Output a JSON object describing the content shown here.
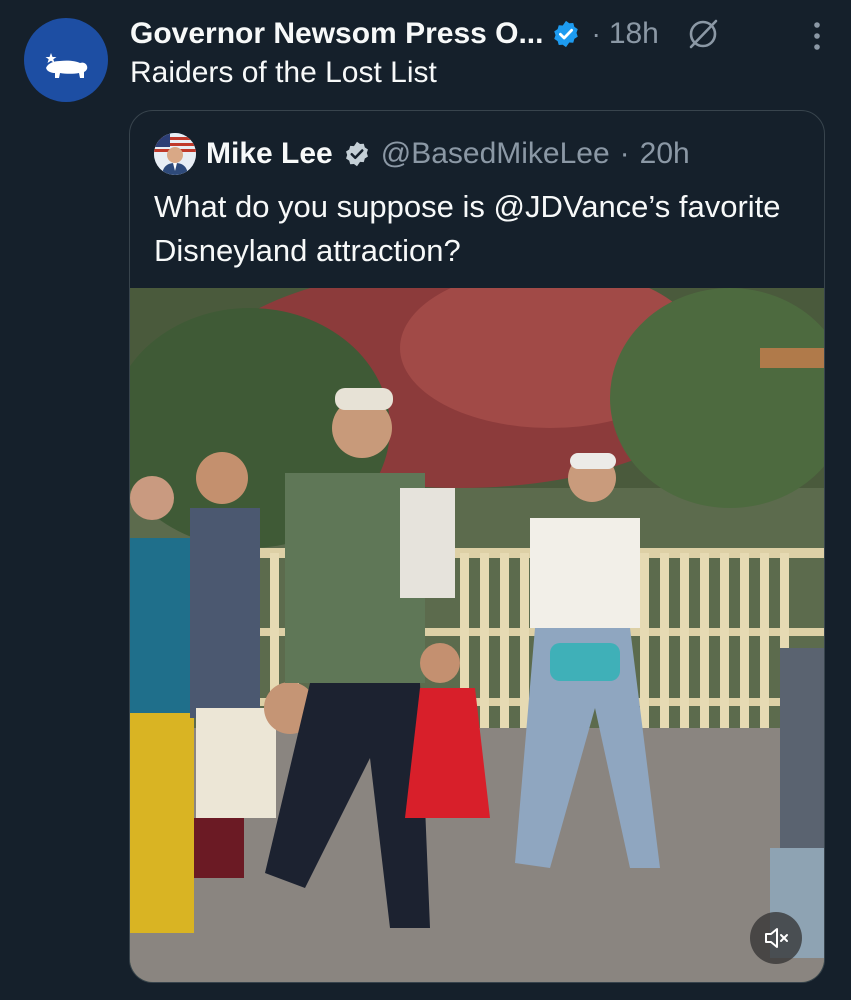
{
  "tweet": {
    "author_name": "Governor Newsom Press O...",
    "separator": "·",
    "timestamp": "18h",
    "text": "Raiders of the Lost List",
    "avatar_icon": "california-bear-icon",
    "brand_color": "#1d4ea3"
  },
  "quote": {
    "author_name": "Mike Lee",
    "handle": "@BasedMikeLee",
    "separator": "·",
    "timestamp": "20h",
    "text": "What do you suppose is @JDVance’s favorite Disneyland attraction?"
  },
  "media": {
    "type": "video",
    "mute_icon": "speaker-muted-icon"
  },
  "colors": {
    "background": "#15202b",
    "text": "#f7f9f9",
    "secondary_text": "#8b98a5",
    "verified": "#1d9bf0",
    "border": "#38444d"
  }
}
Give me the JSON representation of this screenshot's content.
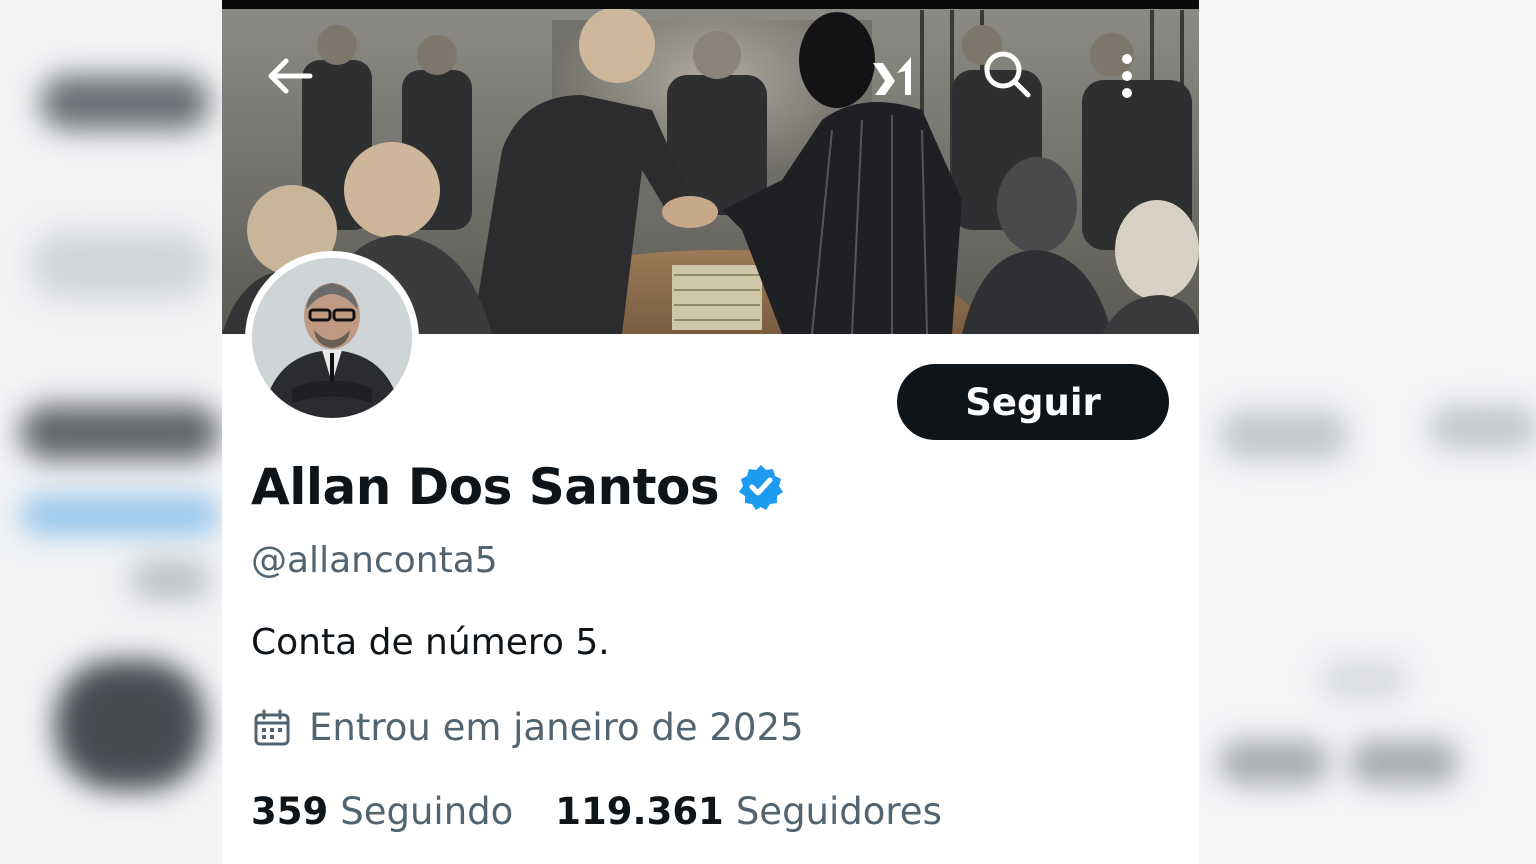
{
  "profile": {
    "display_name": "Allan Dos Santos",
    "verified": true,
    "handle": "@allanconta5",
    "bio": "Conta de número 5.",
    "joined": "Entrou em janeiro de 2025",
    "follow_label": "Seguir",
    "following_count": "359",
    "following_label": "Seguindo",
    "followers_count": "119.361",
    "followers_label": "Seguidores"
  },
  "nav": {
    "back_icon": "arrow-left-icon",
    "grok_icon": "grok-logo-icon",
    "search_icon": "search-icon",
    "more_icon": "more-vertical-icon"
  },
  "colors": {
    "verified": "#1d9bf0",
    "follow_button": "#0f1419",
    "secondary_text": "#536471",
    "primary_text": "#0f1419"
  }
}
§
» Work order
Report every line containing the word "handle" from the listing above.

» Exercise response
    "handle": "@BasedMikeLee",
    "handle": "@allanconta5",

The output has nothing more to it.